The House by the Cemetery is the third film in the unofficial ‘Gates of Hell’ trilogy of Fulci films that began with 1980s City of the Living Dead and was followed by The Beyond. It stars British actress Catriona MacColl (credited on the poster as Katherine MacColl) who had collaborated with Fulci on the previous two entries. The story sees Dr Norman Boyle (Paolo Malco), a professor at a New York University, being sent on research trip to New Whitby, Boston, taking his wife (MacColl) and young son with him. Their base is a big old house situated, as the title suggests, in the grounds of an old graveyard. After moving in and meeting a few of the locals, it soon becomes clear to the family that they aren’t the only ones living in the house and slowly but surely the dark secret of the previous occupant is revealed.

As was typical with all of Fulci’s output during this period, the film features several scenes of brutal, graphic gore and there’s one death scene in particular that would fall foul of the BBFC, the folks responsible for passing the film for release in the UK. This page on IMDB details the various cuts the UK release of the film was given over the years; in 1984 the film was caught up in the infamous Video Nasties situation and the VHS was banned outright. When it was re-released on tape in 1988 there were almost five minutes cut from its running time and it wasn’t until 2009 that a fully uncut version was available.

This is the UK quad poster for the first release of the film in British cinemas in 1982. It features artwork that is based on the Italian poster that was painted by the great artist Enzo Sciotti who has painted countless fantastic horror, sci-fi and exploitation posters over the years. As anyone who has seen the film will know, the knife-wielding character that dominates the poster doesn’t actually feature in the film itself. It’s said that the decision was taken to depict a psychotic killer that resembled Jack Nicholson’s character in Stanley Kubrick’s The Shining after that film had proven such an international success only a year previously.
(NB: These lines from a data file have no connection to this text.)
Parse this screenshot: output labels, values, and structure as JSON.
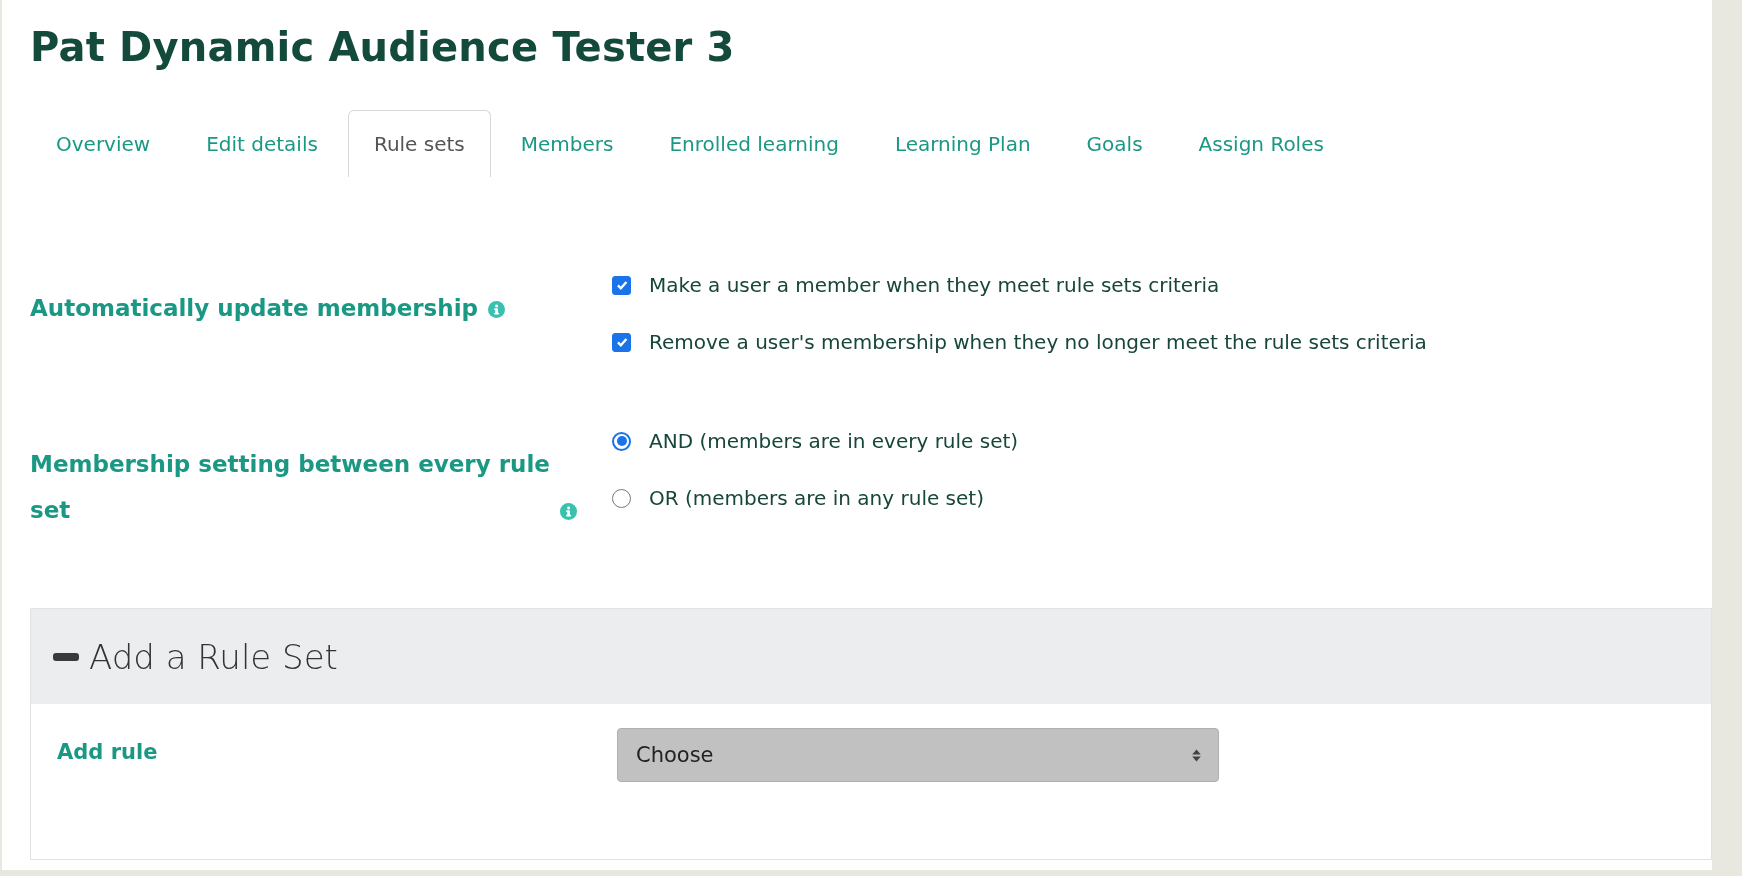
{
  "title": "Pat Dynamic Audience Tester 3",
  "tabs": [
    {
      "label": "Overview",
      "selected": false
    },
    {
      "label": "Edit details",
      "selected": false
    },
    {
      "label": "Rule sets",
      "selected": true
    },
    {
      "label": "Members",
      "selected": false
    },
    {
      "label": "Enrolled learning",
      "selected": false
    },
    {
      "label": "Learning Plan",
      "selected": false
    },
    {
      "label": "Goals",
      "selected": false
    },
    {
      "label": "Assign Roles",
      "selected": false
    }
  ],
  "settings": [
    {
      "label": "Automatically update membership",
      "kind": "checkbox",
      "options": [
        {
          "label": "Make a user a member when they meet rule sets criteria",
          "checked": true
        },
        {
          "label": "Remove a user's membership when they no longer meet the rule sets criteria",
          "checked": true
        }
      ]
    },
    {
      "label": "Membership setting between every rule set",
      "kind": "radio",
      "options": [
        {
          "label": "AND (members are in every rule set)",
          "selected": true
        },
        {
          "label": "OR (members are in any rule set)",
          "selected": false
        }
      ]
    }
  ],
  "rule_set": {
    "title": "Add a Rule Set",
    "expanded": true,
    "field_label": "Add rule",
    "select_value": "Choose"
  }
}
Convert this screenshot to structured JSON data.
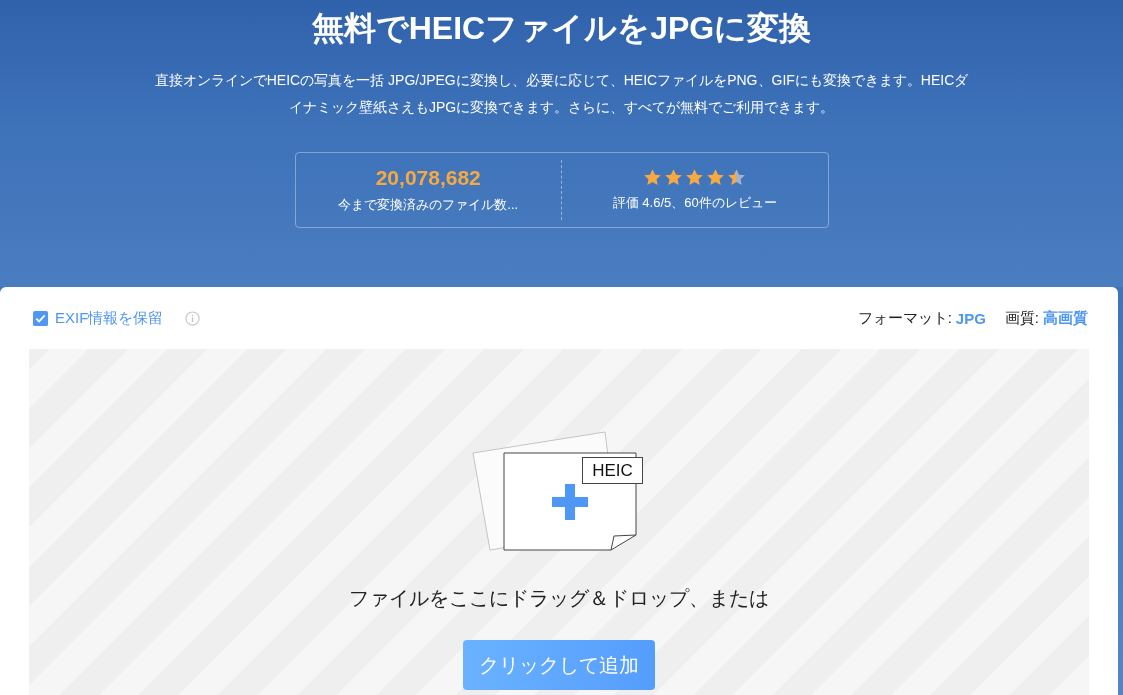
{
  "hero": {
    "title": "無料でHEICファイルをJPGに変換",
    "description": "直接オンラインでHEICの写真を一括 JPG/JPEGに変換し、必要に応じて、HEICファイルをPNG、GIFにも変換できます。HEICダイナミック壁紙さえもJPGに変換できます。さらに、すべてが無料でご利用できます。",
    "stats": {
      "count": "20,078,682",
      "count_label": "今まで変換済みのファイル数...",
      "stars": 4.5,
      "rating_label": "評価 4.6/5、60件のレビュー"
    }
  },
  "converter": {
    "keep_exif": {
      "label": "EXIF情報を保留",
      "checked": true
    },
    "format": {
      "label": "フォーマット:",
      "value": "JPG"
    },
    "quality": {
      "label": "画質:",
      "value": "高画質"
    },
    "dropzone": {
      "file_type": "HEIC",
      "instruction": "ファイルをここにドラッグ＆ドロップ、または",
      "button": "クリックして追加"
    }
  }
}
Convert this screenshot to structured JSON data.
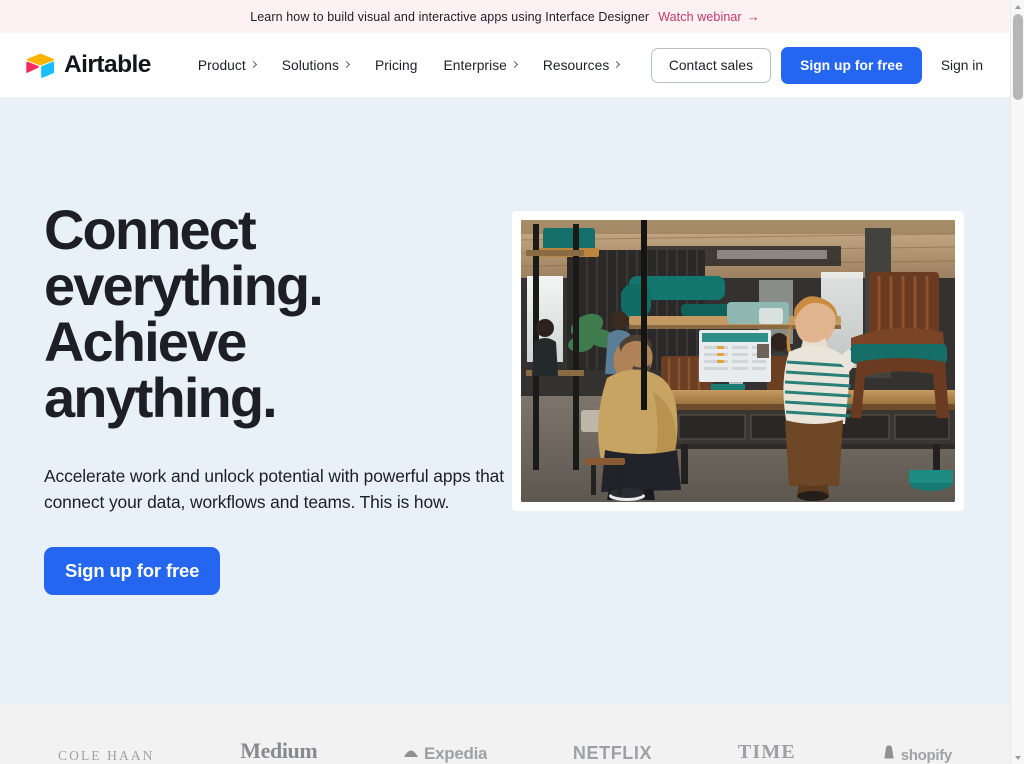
{
  "promo": {
    "text": "Learn how to build visual and interactive apps using Interface Designer",
    "link_label": "Watch webinar",
    "arrow": "→",
    "background": "#fdf1f3",
    "link_color": "#c2386b"
  },
  "nav": {
    "brand": "Airtable",
    "items": [
      {
        "label": "Product",
        "has_chevron": true
      },
      {
        "label": "Solutions",
        "has_chevron": true
      },
      {
        "label": "Pricing",
        "has_chevron": false
      },
      {
        "label": "Enterprise",
        "has_chevron": true
      },
      {
        "label": "Resources",
        "has_chevron": true
      }
    ],
    "contact_sales": "Contact sales",
    "signup": "Sign up for free",
    "signin": "Sign in",
    "primary_color": "#2566f0"
  },
  "hero": {
    "title_line1": "Connect",
    "title_line2": "everything.",
    "title_line3": "Achieve",
    "title_line4": "anything.",
    "subtitle": "Accelerate work and unlock potential with powerful apps that connect your data, workflows and teams. This is how.",
    "cta_label": "Sign up for free",
    "background": "#e9f1f8",
    "image_alt": "Team collaborating around a workbench with a desktop computer in an industrial studio"
  },
  "logos": [
    {
      "name": "COLE HAAN",
      "style": "cole"
    },
    {
      "name": "Medium",
      "style": "medium"
    },
    {
      "name": "Expedia",
      "style": "expedia"
    },
    {
      "name": "NETFLIX",
      "style": "netflix"
    },
    {
      "name": "TIME",
      "style": "time"
    },
    {
      "name": "shopify",
      "style": "shopify"
    }
  ]
}
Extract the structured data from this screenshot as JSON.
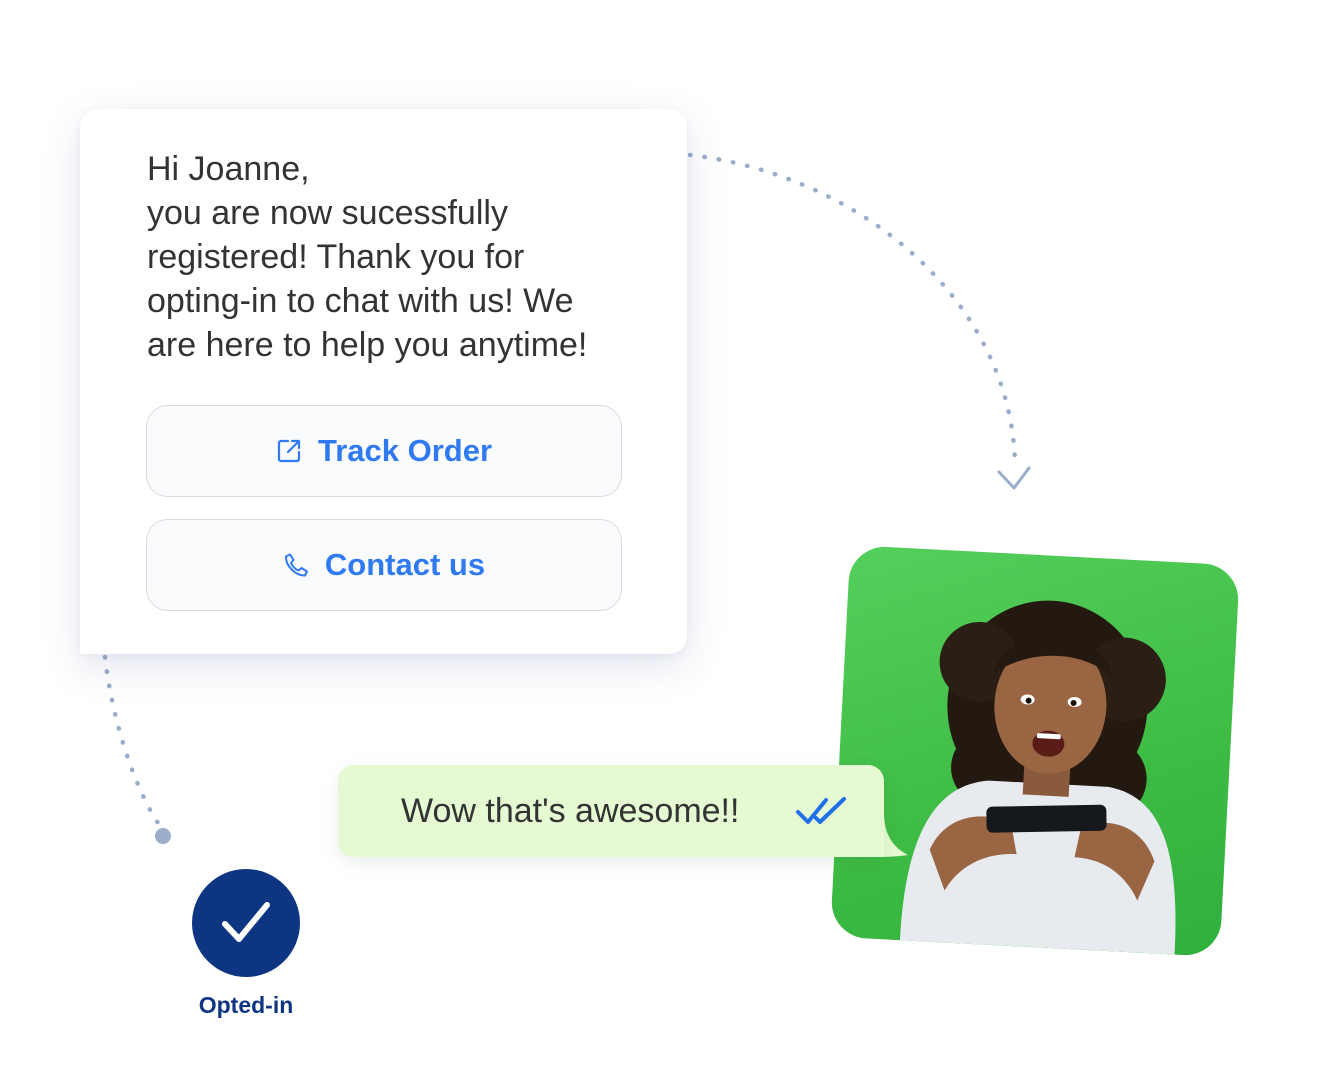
{
  "bot_message": {
    "text": "Hi Joanne,\nyou are now sucessfully\nregistered! Thank you for\nopting-in to chat with us! We\nare here to help you anytime!"
  },
  "quick_replies": [
    {
      "label": "Track Order",
      "icon": "external-link-icon"
    },
    {
      "label": "Contact us",
      "icon": "phone-icon"
    }
  ],
  "user_message": {
    "text": "Wow that's awesome!!",
    "status_icon": "double-check-icon"
  },
  "optin": {
    "label": "Opted-in",
    "icon": "checkmark-icon"
  },
  "colors": {
    "accent_blue": "#2f7af0",
    "navy": "#0d3582",
    "user_bubble": "#e5fad3",
    "photo_green": "#3fbd45",
    "path_dots": "#9aaecb"
  }
}
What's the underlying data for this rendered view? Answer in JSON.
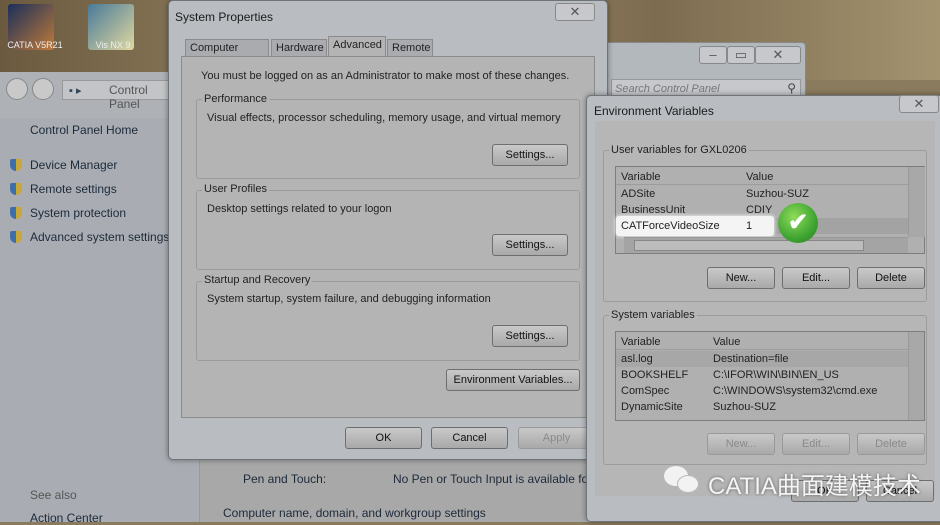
{
  "desktop": {
    "icons": [
      {
        "label": "CATIA V5R21"
      },
      {
        "label": "Vis NX 9"
      }
    ]
  },
  "control_panel": {
    "breadcrumb": "Control Panel",
    "search_placeholder": "Search Control Panel",
    "nav": {
      "home": "Control Panel Home",
      "items": [
        "Device Manager",
        "Remote settings",
        "System protection",
        "Advanced system settings"
      ],
      "see_also": "See also",
      "see_also_items": [
        "Action Center"
      ]
    },
    "main": {
      "pen_touch_label": "Pen and Touch:",
      "pen_touch_value": "No Pen or Touch Input is available fo",
      "section": "Computer name, domain, and workgroup settings"
    }
  },
  "system_properties": {
    "title": "System Properties",
    "tabs": [
      "Computer Name",
      "Hardware",
      "Advanced",
      "Remote"
    ],
    "active_tab": "Advanced",
    "admin_note": "You must be logged on as an Administrator to make most of these changes.",
    "groups": [
      {
        "label": "Performance",
        "desc": "Visual effects, processor scheduling, memory usage, and virtual memory",
        "button": "Settings..."
      },
      {
        "label": "User Profiles",
        "desc": "Desktop settings related to your logon",
        "button": "Settings..."
      },
      {
        "label": "Startup and Recovery",
        "desc": "System startup, system failure, and debugging information",
        "button": "Settings..."
      }
    ],
    "env_button": "Environment Variables...",
    "ok": "OK",
    "cancel": "Cancel",
    "apply": "Apply"
  },
  "env_vars": {
    "title": "Environment Variables",
    "user_label": "User variables for GXL0206",
    "columns": [
      "Variable",
      "Value"
    ],
    "user_rows": [
      [
        "ADSite",
        "Suzhou-SUZ"
      ],
      [
        "BusinessUnit",
        "CDIY"
      ],
      [
        "CATForceVideoSize",
        "1"
      ]
    ],
    "highlighted_row": "CATForceVideoSize",
    "user_buttons": [
      "New...",
      "Edit...",
      "Delete"
    ],
    "system_label": "System variables",
    "system_rows": [
      [
        "asl.log",
        "Destination=file"
      ],
      [
        "BOOKSHELF",
        "C:\\IFOR\\WIN\\BIN\\EN_US"
      ],
      [
        "ComSpec",
        "C:\\WINDOWS\\system32\\cmd.exe"
      ],
      [
        "DynamicSite",
        "Suzhou-SUZ"
      ]
    ],
    "system_buttons": [
      "New...",
      "Edit...",
      "Delete"
    ],
    "ok": "OK",
    "cancel": "Cancel"
  },
  "watermark": "CATIA曲面建模技术",
  "colors": {
    "check": "#3fa532"
  }
}
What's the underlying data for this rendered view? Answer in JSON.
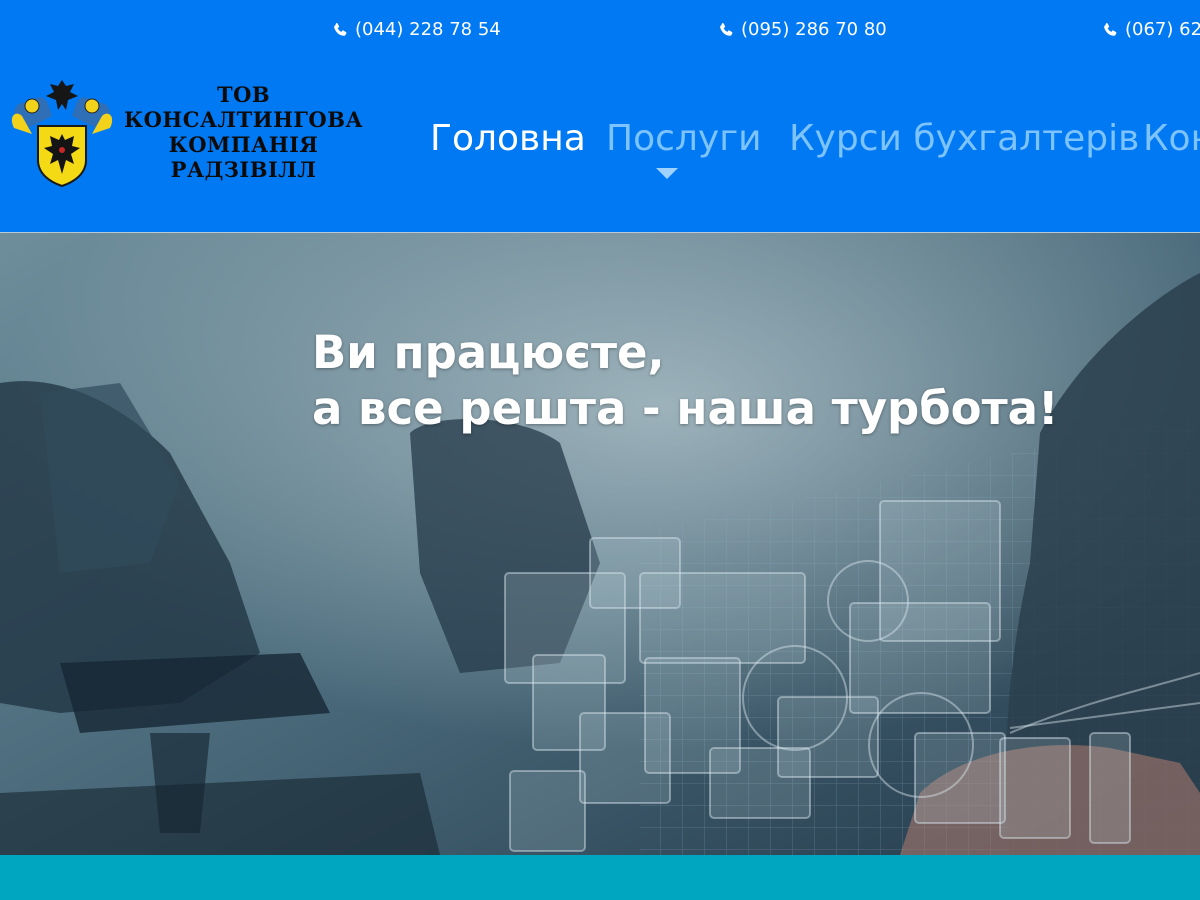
{
  "header": {
    "phones": [
      {
        "number": "(044) 228 78 54",
        "icon": "phone-icon"
      },
      {
        "number": "(095) 286 70 80",
        "icon": "phone-icon"
      },
      {
        "number": "(067) 62",
        "icon": "phone-icon"
      }
    ],
    "logo": {
      "lines": [
        "ТОВ",
        "КОНСАЛТИНГОВА",
        "КОМПАНІЯ",
        "РАДЗІВІЛЛ"
      ],
      "emblem": "coat-of-arms-icon"
    },
    "nav": {
      "home": "Головна",
      "services": "Послуги",
      "courses": "Курси бухгалтерів",
      "contacts": "Кон"
    }
  },
  "hero": {
    "title_line1": "Ви працюєте,",
    "title_line2": "а все решта - наша турбота!"
  },
  "colors": {
    "header_bg": "#0079f2",
    "nav_active": "#ffffff",
    "nav_inactive": "#7cc3ff",
    "bottom_band": "#00a6c0"
  }
}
It is my belief that this artwork has been adapted from Sciotti’s original by a British artist, quite possibly Ted Baldwin who is thought to be responsible for the art on the quad for Zombie Creeping Flesh. Note the clear differences between the Italian poster and the details seen on this quad, particularly the evil character, the orientation and size of the house, and the layout of the graveyard. Obviously the original poster is in a portrait format so the decision may well have been taken to redraw it to better fit the landscape format of the quad.

Enzo Sciotti‘s official site has galleries of his work, some of which is for sale. Wrong Side of the Art has a selection of some of his work, and Eatbrie.com also features several of his designs. The other posters I’ve collected by him can be seen here.